** RECORD EXTRACTS follows **

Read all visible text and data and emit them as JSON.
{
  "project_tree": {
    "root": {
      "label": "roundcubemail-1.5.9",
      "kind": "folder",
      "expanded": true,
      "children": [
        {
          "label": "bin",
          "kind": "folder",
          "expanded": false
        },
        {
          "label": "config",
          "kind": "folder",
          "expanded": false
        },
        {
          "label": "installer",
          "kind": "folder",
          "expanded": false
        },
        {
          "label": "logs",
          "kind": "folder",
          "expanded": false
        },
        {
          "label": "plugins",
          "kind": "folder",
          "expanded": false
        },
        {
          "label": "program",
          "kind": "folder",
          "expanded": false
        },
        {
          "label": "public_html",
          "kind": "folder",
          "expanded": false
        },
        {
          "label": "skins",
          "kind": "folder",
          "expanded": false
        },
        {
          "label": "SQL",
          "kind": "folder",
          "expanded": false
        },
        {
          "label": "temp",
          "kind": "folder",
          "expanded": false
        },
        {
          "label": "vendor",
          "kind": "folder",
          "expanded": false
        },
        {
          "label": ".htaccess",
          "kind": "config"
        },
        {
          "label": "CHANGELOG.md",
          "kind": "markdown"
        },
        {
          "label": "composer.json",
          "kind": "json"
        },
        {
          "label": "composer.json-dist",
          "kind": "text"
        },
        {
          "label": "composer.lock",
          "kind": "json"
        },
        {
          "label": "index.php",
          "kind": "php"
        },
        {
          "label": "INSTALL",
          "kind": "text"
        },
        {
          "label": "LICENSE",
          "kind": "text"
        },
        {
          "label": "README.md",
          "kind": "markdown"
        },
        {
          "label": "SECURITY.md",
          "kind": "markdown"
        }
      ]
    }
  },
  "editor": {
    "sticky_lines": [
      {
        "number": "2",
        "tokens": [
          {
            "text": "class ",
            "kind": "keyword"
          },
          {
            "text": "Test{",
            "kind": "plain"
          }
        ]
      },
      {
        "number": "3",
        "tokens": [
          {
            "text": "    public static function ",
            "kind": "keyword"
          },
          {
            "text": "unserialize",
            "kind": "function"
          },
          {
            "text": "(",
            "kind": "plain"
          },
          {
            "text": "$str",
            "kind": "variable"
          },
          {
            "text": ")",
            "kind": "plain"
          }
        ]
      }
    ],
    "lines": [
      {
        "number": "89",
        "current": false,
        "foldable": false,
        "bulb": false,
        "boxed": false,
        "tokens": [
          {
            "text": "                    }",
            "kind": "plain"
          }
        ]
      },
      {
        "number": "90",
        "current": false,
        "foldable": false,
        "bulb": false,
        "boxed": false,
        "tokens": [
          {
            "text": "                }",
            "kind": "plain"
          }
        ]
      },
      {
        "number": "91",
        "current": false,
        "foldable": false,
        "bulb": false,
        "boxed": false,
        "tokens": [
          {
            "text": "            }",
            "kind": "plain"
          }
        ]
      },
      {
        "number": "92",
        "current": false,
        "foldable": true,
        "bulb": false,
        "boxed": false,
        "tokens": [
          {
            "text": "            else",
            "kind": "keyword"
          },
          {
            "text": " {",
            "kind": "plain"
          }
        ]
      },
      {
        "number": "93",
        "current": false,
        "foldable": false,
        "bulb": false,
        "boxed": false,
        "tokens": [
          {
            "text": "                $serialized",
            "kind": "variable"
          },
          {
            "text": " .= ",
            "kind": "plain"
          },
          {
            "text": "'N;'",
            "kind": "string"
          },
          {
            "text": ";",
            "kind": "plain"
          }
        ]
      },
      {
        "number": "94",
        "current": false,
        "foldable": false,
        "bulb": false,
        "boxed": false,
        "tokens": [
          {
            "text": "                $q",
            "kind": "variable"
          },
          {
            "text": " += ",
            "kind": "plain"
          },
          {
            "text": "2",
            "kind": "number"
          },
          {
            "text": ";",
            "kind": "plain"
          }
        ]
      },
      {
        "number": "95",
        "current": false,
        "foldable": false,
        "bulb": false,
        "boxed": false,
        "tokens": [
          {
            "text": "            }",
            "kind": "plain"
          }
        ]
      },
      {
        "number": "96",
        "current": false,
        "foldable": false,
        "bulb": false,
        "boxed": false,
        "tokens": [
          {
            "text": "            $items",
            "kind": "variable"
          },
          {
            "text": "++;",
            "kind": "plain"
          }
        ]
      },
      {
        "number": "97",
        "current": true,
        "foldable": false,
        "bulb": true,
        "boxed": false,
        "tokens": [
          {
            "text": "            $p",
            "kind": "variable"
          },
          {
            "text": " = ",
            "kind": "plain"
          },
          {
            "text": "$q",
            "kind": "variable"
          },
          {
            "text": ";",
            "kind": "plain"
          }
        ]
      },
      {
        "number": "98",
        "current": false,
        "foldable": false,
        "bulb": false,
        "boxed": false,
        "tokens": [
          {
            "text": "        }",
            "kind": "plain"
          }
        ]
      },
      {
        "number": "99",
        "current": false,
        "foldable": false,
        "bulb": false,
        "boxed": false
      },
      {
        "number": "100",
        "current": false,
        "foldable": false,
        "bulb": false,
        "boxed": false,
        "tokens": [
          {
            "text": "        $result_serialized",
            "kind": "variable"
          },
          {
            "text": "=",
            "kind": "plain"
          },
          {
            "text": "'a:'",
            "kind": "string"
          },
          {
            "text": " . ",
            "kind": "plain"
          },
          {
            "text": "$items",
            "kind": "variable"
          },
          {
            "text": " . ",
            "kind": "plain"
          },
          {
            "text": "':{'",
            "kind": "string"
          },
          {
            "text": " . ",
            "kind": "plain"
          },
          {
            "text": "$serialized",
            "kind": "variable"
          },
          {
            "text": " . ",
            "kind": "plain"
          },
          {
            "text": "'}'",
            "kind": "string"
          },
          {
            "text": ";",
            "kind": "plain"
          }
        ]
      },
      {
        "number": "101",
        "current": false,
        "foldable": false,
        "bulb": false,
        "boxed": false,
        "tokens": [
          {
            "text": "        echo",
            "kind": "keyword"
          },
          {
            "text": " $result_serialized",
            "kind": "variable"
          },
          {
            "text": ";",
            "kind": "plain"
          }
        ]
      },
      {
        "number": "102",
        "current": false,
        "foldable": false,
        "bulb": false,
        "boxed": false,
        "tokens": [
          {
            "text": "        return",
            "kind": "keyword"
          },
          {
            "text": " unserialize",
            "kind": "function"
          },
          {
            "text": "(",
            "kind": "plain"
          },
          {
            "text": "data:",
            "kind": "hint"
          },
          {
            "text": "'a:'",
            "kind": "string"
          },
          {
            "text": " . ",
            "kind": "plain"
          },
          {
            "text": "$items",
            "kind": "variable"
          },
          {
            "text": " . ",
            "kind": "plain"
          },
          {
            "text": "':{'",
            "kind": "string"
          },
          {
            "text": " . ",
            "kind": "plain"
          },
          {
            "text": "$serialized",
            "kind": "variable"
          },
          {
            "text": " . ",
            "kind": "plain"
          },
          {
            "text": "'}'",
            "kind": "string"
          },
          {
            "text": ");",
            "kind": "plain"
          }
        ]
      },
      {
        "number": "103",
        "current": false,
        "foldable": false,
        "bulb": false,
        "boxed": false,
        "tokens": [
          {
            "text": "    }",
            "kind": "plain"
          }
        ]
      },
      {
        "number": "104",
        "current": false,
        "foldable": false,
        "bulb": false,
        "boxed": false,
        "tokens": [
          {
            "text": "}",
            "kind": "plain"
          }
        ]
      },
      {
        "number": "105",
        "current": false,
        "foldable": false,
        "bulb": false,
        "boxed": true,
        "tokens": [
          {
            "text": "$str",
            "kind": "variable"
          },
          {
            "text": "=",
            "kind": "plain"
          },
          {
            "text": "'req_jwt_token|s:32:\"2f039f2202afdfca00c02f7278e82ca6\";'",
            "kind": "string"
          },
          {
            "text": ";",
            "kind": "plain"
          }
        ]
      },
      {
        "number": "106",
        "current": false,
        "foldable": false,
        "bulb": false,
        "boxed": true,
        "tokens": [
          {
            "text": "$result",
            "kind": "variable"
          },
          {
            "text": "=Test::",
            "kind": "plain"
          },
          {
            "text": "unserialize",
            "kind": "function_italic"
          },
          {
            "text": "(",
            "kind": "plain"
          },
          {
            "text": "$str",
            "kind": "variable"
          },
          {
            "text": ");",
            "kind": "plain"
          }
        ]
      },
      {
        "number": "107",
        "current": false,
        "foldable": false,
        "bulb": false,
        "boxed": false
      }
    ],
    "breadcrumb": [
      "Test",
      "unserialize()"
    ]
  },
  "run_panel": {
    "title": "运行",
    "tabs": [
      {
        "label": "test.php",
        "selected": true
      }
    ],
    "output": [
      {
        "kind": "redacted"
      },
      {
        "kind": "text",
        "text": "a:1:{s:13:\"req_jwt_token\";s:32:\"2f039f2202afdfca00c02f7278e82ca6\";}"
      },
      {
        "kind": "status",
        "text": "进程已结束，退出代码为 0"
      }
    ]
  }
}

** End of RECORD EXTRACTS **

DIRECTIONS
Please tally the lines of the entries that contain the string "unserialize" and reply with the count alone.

RESPONSE AREA
4